Cabinet approves Panpaper revival

What you need to know:

  • Ministers approve new plan to re-open troubled paper miller

The Cabinet on Tuesday approved a plan to revive troubled Pan Paper Mills, Kenya’s only paper-manufacturing firm and East Africa’s largest.

Details of the plan remain sketchy, but the approval will be met with joy by the 1,600 workers who have been idle since the factory collapsed last year.

Webuye MP Alfred Sambu, who has been among leaders pleading with the government to revive the factory, told the Nation on Tuesday this move is a giant step towards the firm’s full revival.

“I am happy with it, and we can now move ahead and have everything back to normal,” he said in a brief telephone interview.

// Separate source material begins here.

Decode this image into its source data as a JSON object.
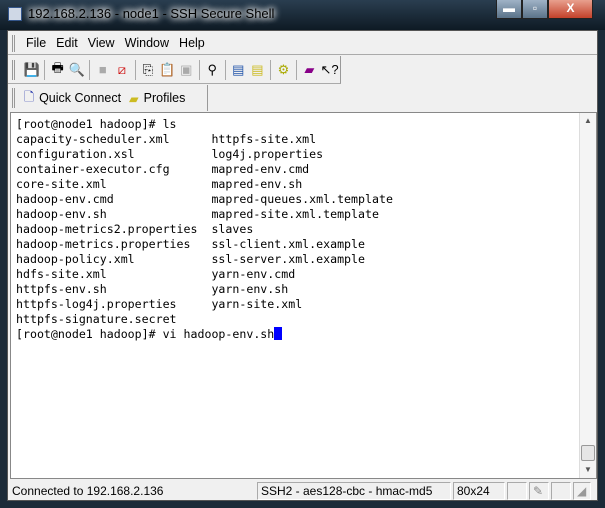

Pan Paper was closed in March, last year, under a mountain of debt, with its 1,600 permanent and 30,000 casual workers being sent home, the latter with 30 per cent pay.

The electricity had also been disconnected due to a Sh209 million bill, but it has now been reconnected, and the firm is “selectively manufacturing” some paper, Mr Sambu said.

The cabinet last year passed a resolution on the plant’s reopening, but nothing seemed to have come of it by the end of the year.

In August, last year, the Kakamega-based Masinde Muliro University asked to be allowed to revive the company, but the proposal was rejected on the ground that the institution was yet to come up with a business plan for turning the plant around.

When it closed its doors, the firm needed about Sh2.2 billion for its revival, and Mr Sambu said he and his colleagues had asked for Sh1.6 billion.

But Treasury allocated Sh500 million during the reading of this financial year’s budget. The government would be expected to inject some Sh1.1 billion.

Mr Sambu said only three parts of the plant are working, the fourth having been vandalised. The money, he added, would be used to buy spares and have it working again soon.

“We are moving, and hope all will be well so we can invite the president to open it officially, hopefully next month,” he pointed out.

He said about 500 employees are back, most of them managers.

The first cabinet meeting in two and a half months also approved the ratification of the East African Community Common Market agreement.

The Kenyan cabinet is the second in the region to do so after Tanzania’s.